As a teacher, it is essential to use open-ended questions to get the students talking during the lesson. Avoid using yes/no questions and phrases such as, “Does this make sense?” Many times, a student will respond with a simple “yes” (Teach Thought Staff, 2018).
Throughout the lesson, teachers can also implement choral reading, where students read aloud in unison with the teacher. This strategy helps students develop fluency, differentiate between the reading of statements and questions, and practice phrasing, pacing, and reading dialogue (Teach Thought Staff, 2018).
Having students self-reflect before leaving the lesson is another strategy one can use to assess a students’ English language skills and understanding. The teacher can ask the student to state what they learned and to consider how they might apply the concept or skill.
Students love to play games. One game teachers can play with students involved rolling dice either physically or virtually to prompt students to briefly answer a question based on the number rolled. Some examples of questions one could use are:
- Something I learned today…
- I want to remember…
- One new word I’m excited to start using is…
- Something I already knew…
- I’m still confused about…

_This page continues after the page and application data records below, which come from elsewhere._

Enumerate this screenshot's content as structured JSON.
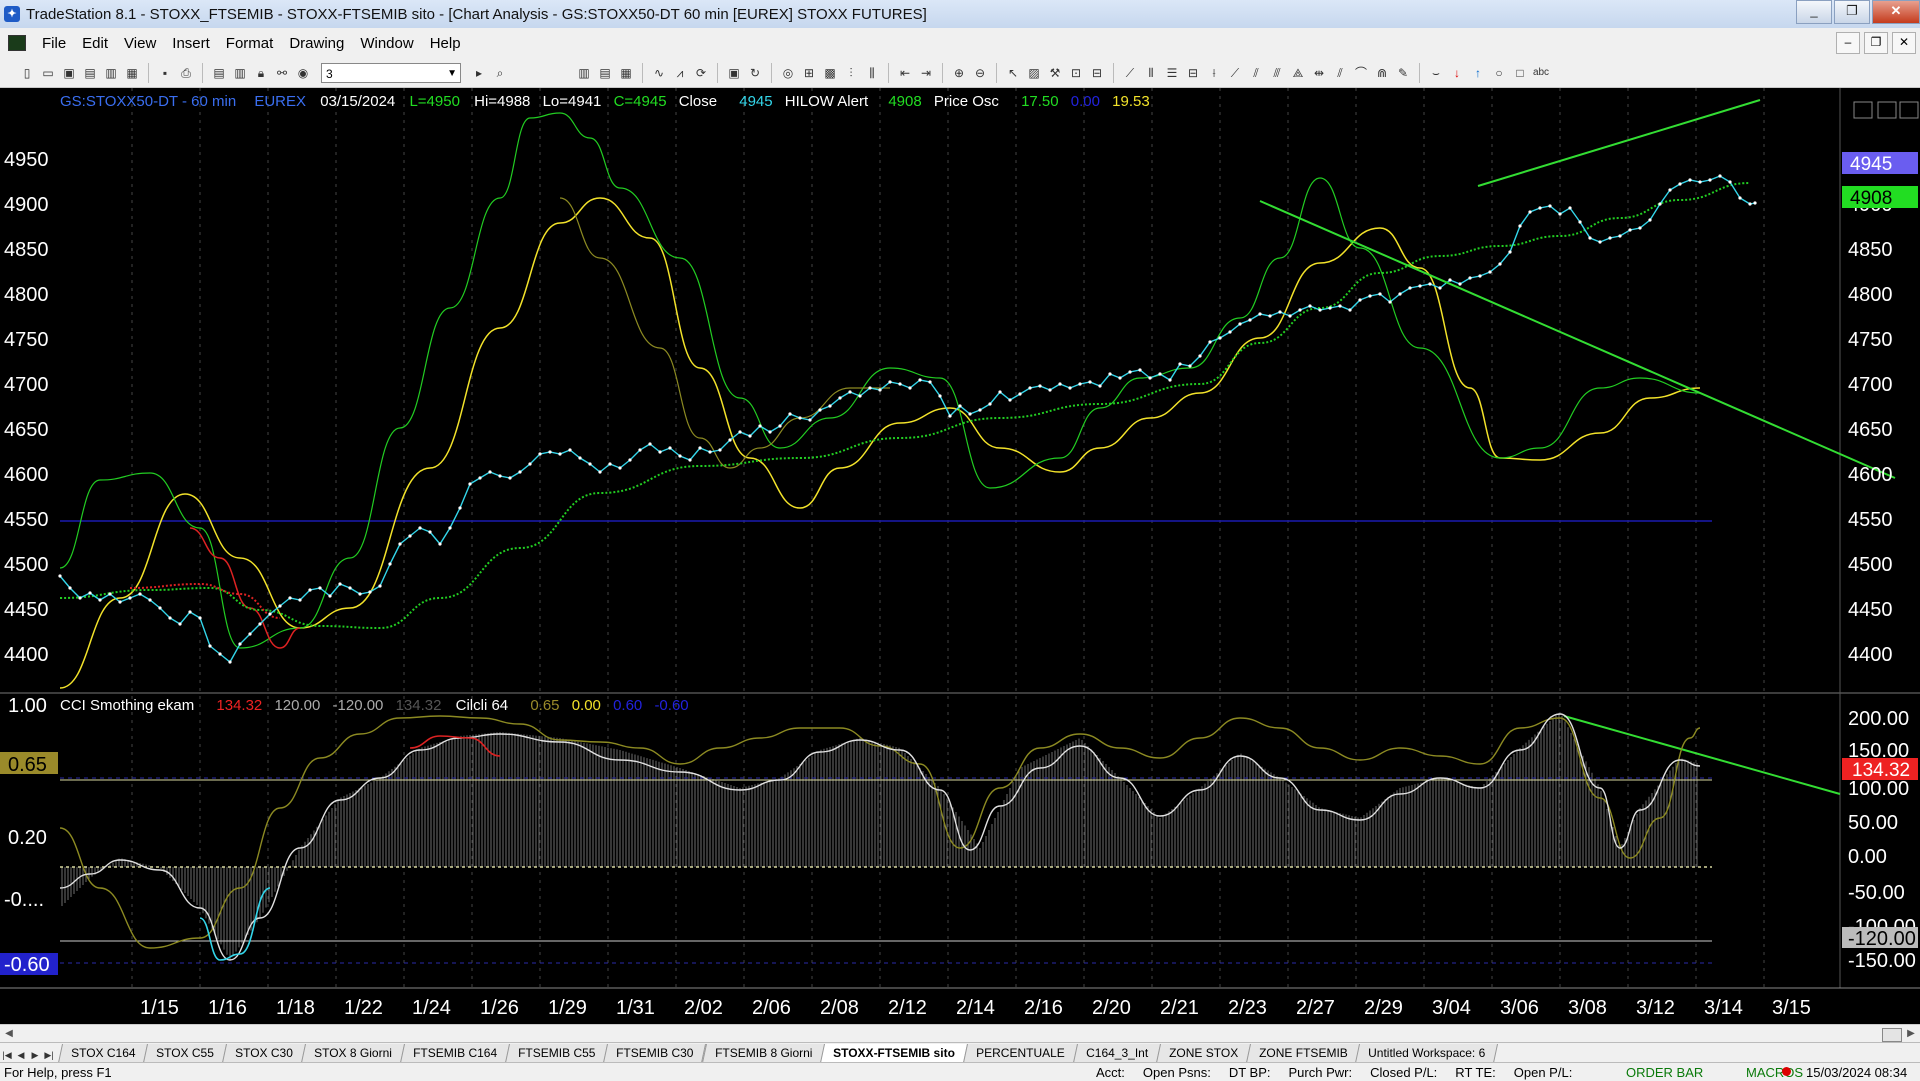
{
  "window": {
    "title": "TradeStation 8.1 - STOXX_FTSEMIB - STOXX-FTSEMIB sito - [Chart Analysis - GS:STOXX50-DT  60 min  [EUREX] STOXX FUTURES]",
    "controls": [
      "_",
      "❐",
      "✕"
    ]
  },
  "menu": {
    "items": [
      "File",
      "Edit",
      "View",
      "Insert",
      "Format",
      "Drawing",
      "Window",
      "Help"
    ],
    "mdi_controls": [
      "–",
      "❐",
      "✕"
    ]
  },
  "toolbar": {
    "combo_value": "3"
  },
  "chart": {
    "header": {
      "symbol": "GS:STOXX50-DT - 60 min",
      "exchange": "EUREX",
      "date": "03/15/2024",
      "low_label": "L=4950",
      "hi_label": "Hi=4988",
      "lo_label": "Lo=4941",
      "close_label": "C=4945",
      "close_word": "Close",
      "close_value": "4945",
      "hilow_label": "HILOW Alert",
      "hilow_value": "4908",
      "osc_label": "Price Osc",
      "osc_v1": "17.50",
      "osc_v2": "0.00",
      "osc_v3": "19.53"
    },
    "lower_header": {
      "cci_label": "CCI Smothing ekam",
      "cci_value": "134.32",
      "cci_high": "120.00",
      "cci_low": "-120.00",
      "cci_dim": "134.32",
      "cicli_label": "Cilcli 64",
      "cicli_v1": "0.65",
      "cicli_v2": "0.00",
      "cicli_v3": "0.60",
      "cicli_v4": "-0.60"
    },
    "price_axis_labels": [
      "4950",
      "4900",
      "4850",
      "4800",
      "4750",
      "4700",
      "4650",
      "4600",
      "4550",
      "4500",
      "4450",
      "4400"
    ],
    "price_badges": {
      "close": "4945",
      "hilow": "4908"
    },
    "lower_left_labels": [
      "1.00",
      "0.65",
      "0.20",
      "-0....",
      "-0.60"
    ],
    "lower_right_labels": [
      "200.00",
      "150.00",
      "100.00",
      "50.00",
      "0.00",
      "-50.00",
      "-100.00",
      "-120.00",
      "-150.00"
    ],
    "lower_right_badge": "134.32",
    "date_labels": [
      "1/15",
      "1/16",
      "1/18",
      "1/22",
      "1/24",
      "1/26",
      "1/29",
      "1/31",
      "2/02",
      "2/06",
      "2/08",
      "2/12",
      "2/14",
      "2/16",
      "2/20",
      "2/21",
      "2/23",
      "2/27",
      "2/29",
      "3/04",
      "3/06",
      "3/08",
      "3/12",
      "3/14",
      "3/15"
    ],
    "colors": {
      "price": "#33d6ea",
      "price_dots": "#ffffff",
      "ma_green": "#22cc22",
      "osc_green": "#22cc22",
      "osc_yellow": "#f2e22a",
      "trend": "#33dd33",
      "red_segment": "#dd2222",
      "level_blue": "#1b1bb0",
      "badge_close": "#6a5df0",
      "badge_hilow": "#22dd22",
      "badge_cci": "#ee2222",
      "badge_065": "#9a8a2a",
      "badge_060": "#2222cc"
    }
  },
  "workspace_tabs": [
    "STOX C164",
    "STOX C55",
    "STOX  C30",
    "STOX  8 Giorni",
    "FTSEMIB C164",
    "FTSEMIB C55",
    "FTSEMIB C30",
    "FTSEMIB  8 Giorni",
    "STOXX-FTSEMIB sito",
    "PERCENTUALE",
    "C164_3_Int",
    "ZONE STOX",
    "ZONE FTSEMIB",
    "Untitled Workspace:  6"
  ],
  "active_tab": "STOXX-FTSEMIB sito",
  "status": {
    "help": "For Help, press F1",
    "fields": [
      "Acct:",
      "Open Psns:",
      "DT BP:",
      "Purch Pwr:",
      "Closed P/L:",
      "RT TE:",
      "Open P/L:"
    ],
    "order_bar": "ORDER BAR",
    "macros": "MACROS",
    "datetime": "15/03/2024 08:34"
  }
}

With formative assessments, teachers can determine whether students were able to understand the instructions, story, or tasks in the lesson. The data collected provides teachers with how well students were able to take the ideas and put them into their own words after a listening activity or reading experience (Montalvo-Balbed), 2012). There are many types of formative assessments that can be used in the lesson. It is important to select a variety of assessments in order to get a clear picture of what the student does well and what needs improvement. Remember, Chinese parents want to see that their child can use more English words, expressions, and sentences in their speech (Pesce, 2019). Formative assessments provide the data to help guide our instruction as students move toward the goal of becoming fluent, English speakers.
References for Quick Ways to Assess Understanding in ESL Classes
Licain, S. (2016). Watch them grow: 5 Non-test alternatives for assessing English language learners. Retrieved from https://www.fluentu.com/blog/educator-english/assessing-english-language-learners/#
Montalvo-Balbed, M. (2012). Using formative assessment to help English language learners. ASCD. Retrieved from https://pdo.ascd.org/lmscourses/PD13OC002/media/ELL_CC_M4_Reading_Using_Formative01.pdf
Pesce, A. (2019). Assessment in the ESL classroom. Retrieved from https://busyteacher.org/17816-assessment-in-the-esl-classroom.html
TeachThoughtStaff. (2018). 20 Simple assessment strategies you can use every day. Retrieved from https://www.teachthought.com/pedagogy/20-simple-assessment-strategies-can-use-every-day/
Watanabe-Crockett, L., & Churches, A. (2019). Mindful Assessment. Retrieved from https://sss.wabisabilearning.com/blog/15-assessment-activities-fast-formative
Hi, my name is Loraine Petrillo. I live in the Pocono Mountains of Pennsylvania which is in the United States and have over 25+ years of teaching experience with students of all ages. I have a Doctorate degree in Education and a Master’s Degree in Counseling. My passion for teaching is one of the highlights of my life. Traveling, hiking, kayaking, gardening, and reading are a few of my interests.